Choose Destination
See comment in PubMed Commons below
J Clin Pathol. 2002 Jun;55(6):410-3.

Mutation analysis of the PIG-A gene in Korean patients with paroxysmal nocturnal haemoglobinuria.

Author information

  • 1Department of Clinical Pathology, Seoul National University College of Medicine, Korea 110-744.



Paroxysmal nocturnal haemoglobinuria (PNH) is caused by deficient biosynthesis of the glycosylphosphatidylinositol (GPI) anchor in haemopoietic stem cells. Mutation of the phosphatidylinositol glycan class A (PIG-A) gene, an X linked gene that participates in the first step of GPI anchor biosynthesis, is responsible for PNH. The characteristics of somatic mutation of the PIG-A gene in Korean patients with PNH were studied.


Twenty four patients with PNH were selected. Ham tests and sucrose haemolysis tests were carried out on all patients. The expression of CD59 in erythrocytes and granulocytes was investigated in 14 and five patients, respectively, to confirm the diagnosis. Dideoxy fingerprinting (ddF) was used to screen mutations, and direct sequencing of DNA was performed to characterise the mutations.


Gene mutation was detected in 12 of the 24 patients. The other 12 patients were negative in ddF screening. Ten new mutations and two known mutations were detected. The mutations consisted of five deletions, six substitutions, and one insertion. These mutations resulted in six premature terminations, three abnormal splicings, one missense mutation in exon 2, and two nonsense mutations. Two patients with venous thrombosis showed mutations in exon 3 only. Substitution mutations were seen in six patients and frameshift mutations in the other six.


There were 10 new mutations among the 12 mutations in the Korean patients with PNH and the characteristics of the mutations varied, with no significant hot spots in sites or types.

[PubMed - indexed for MEDLINE]
Free PMC Article
PubMed Commons home

PubMed Commons

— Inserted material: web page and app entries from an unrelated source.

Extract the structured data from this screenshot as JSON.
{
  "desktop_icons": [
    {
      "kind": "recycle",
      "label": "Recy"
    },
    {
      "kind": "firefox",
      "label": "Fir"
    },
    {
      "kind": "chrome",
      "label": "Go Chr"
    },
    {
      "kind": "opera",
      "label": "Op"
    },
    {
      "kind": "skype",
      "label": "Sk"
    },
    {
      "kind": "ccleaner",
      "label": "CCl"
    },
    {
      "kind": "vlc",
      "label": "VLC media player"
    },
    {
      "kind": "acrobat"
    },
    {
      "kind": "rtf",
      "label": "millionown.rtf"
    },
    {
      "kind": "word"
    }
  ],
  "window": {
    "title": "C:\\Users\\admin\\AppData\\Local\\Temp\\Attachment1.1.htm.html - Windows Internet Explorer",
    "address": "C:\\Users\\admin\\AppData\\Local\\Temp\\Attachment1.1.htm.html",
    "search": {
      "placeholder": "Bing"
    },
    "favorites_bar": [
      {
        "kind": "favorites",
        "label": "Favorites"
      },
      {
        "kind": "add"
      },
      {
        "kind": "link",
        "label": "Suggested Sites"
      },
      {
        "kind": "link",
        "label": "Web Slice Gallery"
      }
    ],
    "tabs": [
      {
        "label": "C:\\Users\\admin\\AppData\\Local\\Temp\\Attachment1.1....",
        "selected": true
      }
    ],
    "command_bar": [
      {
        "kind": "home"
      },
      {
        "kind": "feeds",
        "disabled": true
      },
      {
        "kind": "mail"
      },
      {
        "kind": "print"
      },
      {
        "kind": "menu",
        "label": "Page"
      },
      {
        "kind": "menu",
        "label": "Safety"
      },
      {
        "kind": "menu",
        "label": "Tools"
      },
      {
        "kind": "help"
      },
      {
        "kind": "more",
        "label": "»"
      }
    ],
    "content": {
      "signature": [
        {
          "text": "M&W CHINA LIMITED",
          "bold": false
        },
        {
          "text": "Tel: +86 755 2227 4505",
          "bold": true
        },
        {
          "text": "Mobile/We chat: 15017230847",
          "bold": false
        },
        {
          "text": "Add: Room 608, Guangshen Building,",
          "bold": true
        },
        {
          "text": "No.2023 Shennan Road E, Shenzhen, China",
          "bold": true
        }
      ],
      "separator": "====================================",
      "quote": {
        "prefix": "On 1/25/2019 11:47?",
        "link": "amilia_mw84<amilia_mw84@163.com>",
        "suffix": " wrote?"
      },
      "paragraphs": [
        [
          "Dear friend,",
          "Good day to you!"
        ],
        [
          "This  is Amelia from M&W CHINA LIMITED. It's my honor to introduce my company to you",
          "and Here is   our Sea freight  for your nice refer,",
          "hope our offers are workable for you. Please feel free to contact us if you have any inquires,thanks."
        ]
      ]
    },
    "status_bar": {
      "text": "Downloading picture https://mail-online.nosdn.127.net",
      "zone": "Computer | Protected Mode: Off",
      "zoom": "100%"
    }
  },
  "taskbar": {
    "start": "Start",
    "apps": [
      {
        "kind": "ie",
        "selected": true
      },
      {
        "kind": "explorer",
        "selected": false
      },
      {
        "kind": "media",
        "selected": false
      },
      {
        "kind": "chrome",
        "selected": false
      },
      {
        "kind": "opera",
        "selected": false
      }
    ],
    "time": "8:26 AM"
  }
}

How to join PubMed Commons

    Supplemental Content

    Full text links

    Icon for HighWire Icon for PubMed Central
    Loading ...
    Support Center